THEY have sold more than 200 million records worldwide, are credited with inventing heavy metal and were once listed by the Guinness Book of World Records as “the planet’s loudest band”.
But here’s something global rock gods Deep Purple have managed to keep quiet for almost 30 years...
Their entire archive of early recordings – some 250 master tapes featuring original albums, live tracks, rarities and out-takes – have been stored in an old Sheffield grain store since 1985.
The extraordinary collection, now valued at up to £1 million, was left with a city super-fan after he simply asked the band’s managers if he could look after it.
“Things were a bit more lax back then,” shrugs Simon Robinson, who has since stored the tapes at the renovated Aizlewood Business Centre in Nursery Street.
“Before I was given responsibility they were being kept in this leaking warehouse where the door was left unlocked all day. I couldn’t believe it. You wouldn’t leave The Beatles master tapes like that – and Deep Purple are just as important to rock fans.
“I said ‘Let me look after them properly’, and the management company agreed. Simple as that really.
“I remember driving back up to Sheffield with them in the back of an old Ford Escort van. They were so heavy the back axle was scraping on the ground.”
The tapes – dating from 1968-76 – contain about 200 hours of early recordings by the band, formed in London in 1968 and still going today.
Several rare versions of their most famous hit, Smoke On The Water, are among the collection’s highlights.
“It’s a strange story really,” says Simon, 57, of Stannington. “Basically I wrote to the management company as a fan and told them I didn’t think much of their plans to re-issue some of the early material.

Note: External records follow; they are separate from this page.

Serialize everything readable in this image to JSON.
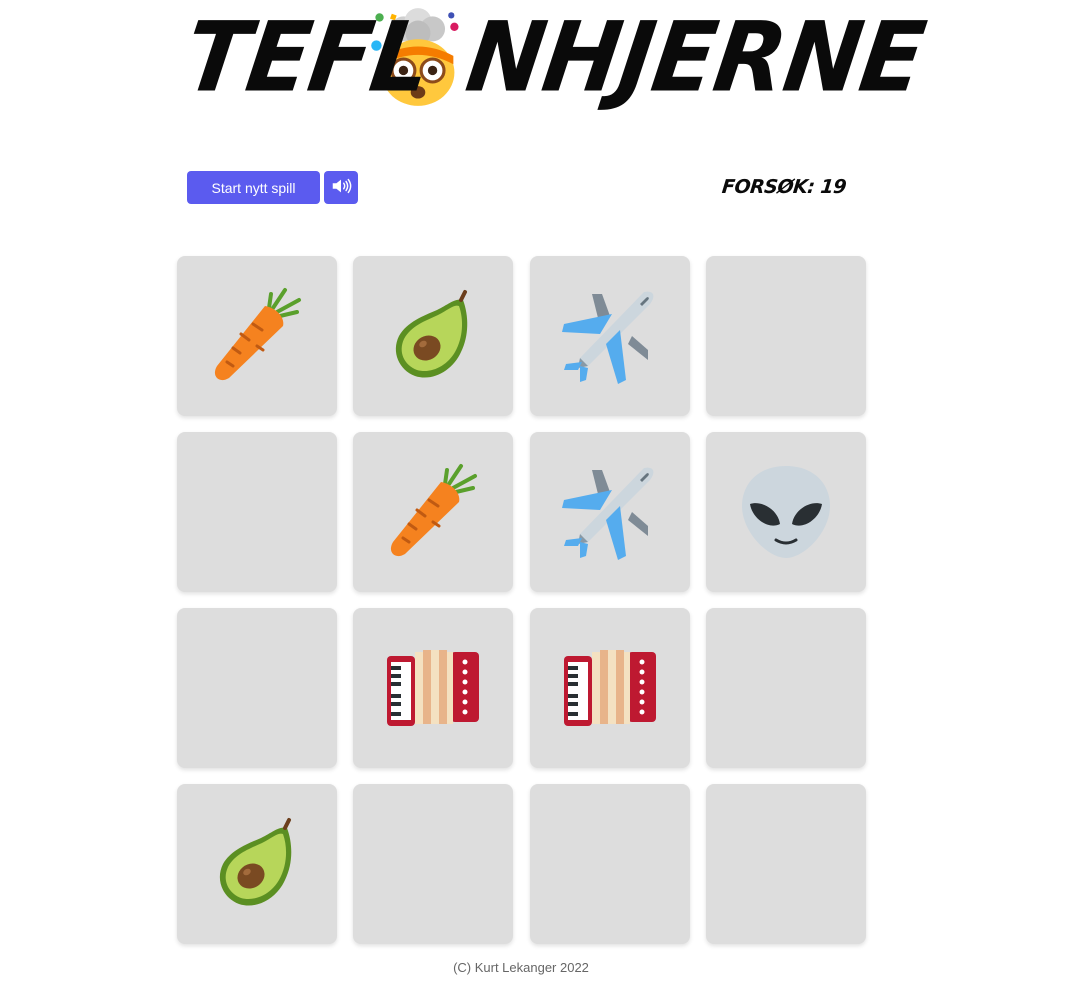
{
  "header": {
    "title_before_icon": "TEFL",
    "title_icon": "exploding-head-icon",
    "title_after_icon": "NHJERNE"
  },
  "controls": {
    "new_game_label": "Start nytt spill",
    "sound_icon": "speaker-on-icon",
    "attempts_label": "FORSØK:",
    "attempts_value": "19",
    "accent_color": "#5b5bef"
  },
  "board": {
    "card_color": "#dddddd",
    "cards": [
      {
        "state": "revealed",
        "icon": "carrot"
      },
      {
        "state": "revealed",
        "icon": "avocado"
      },
      {
        "state": "revealed",
        "icon": "airplane"
      },
      {
        "state": "hidden",
        "icon": ""
      },
      {
        "state": "hidden",
        "icon": ""
      },
      {
        "state": "revealed",
        "icon": "carrot"
      },
      {
        "state": "revealed",
        "icon": "airplane"
      },
      {
        "state": "revealed",
        "icon": "alien"
      },
      {
        "state": "hidden",
        "icon": ""
      },
      {
        "state": "revealed",
        "icon": "accordion"
      },
      {
        "state": "revealed",
        "icon": "accordion"
      },
      {
        "state": "hidden",
        "icon": ""
      },
      {
        "state": "revealed",
        "icon": "avocado"
      },
      {
        "state": "hidden",
        "icon": ""
      },
      {
        "state": "hidden",
        "icon": ""
      },
      {
        "state": "hidden",
        "icon": ""
      }
    ]
  },
  "footer": {
    "copyright": "(C) Kurt Lekanger 2022"
  }
}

“I had a small record label at the time and they wrote back and asked what I thought they should do. We got talking. I went down to their offices and when I saw the state these early master recordings were being left in I asked them to let me look after them properly. When I said it would probably save them some money, I think that swung it.”
And that’s what he’s done for the past 27 years, only taking the tapes out of storage when a new re-release was being made.
“A new generation has discovered the band through computer games like Guitar Hero,” says Simon. “That means there are things constantly being re-released so I get to listen to them often enough.”
After the death of both the band’s former managers the tapes have been returned to the estate of the firm as agreed.
Global music giant EMI will store the tapes at a dedicated facility at Abbey Road Studios.
“It’s nice to know I’ve done my bit and helped preserve the originals,” says Simon.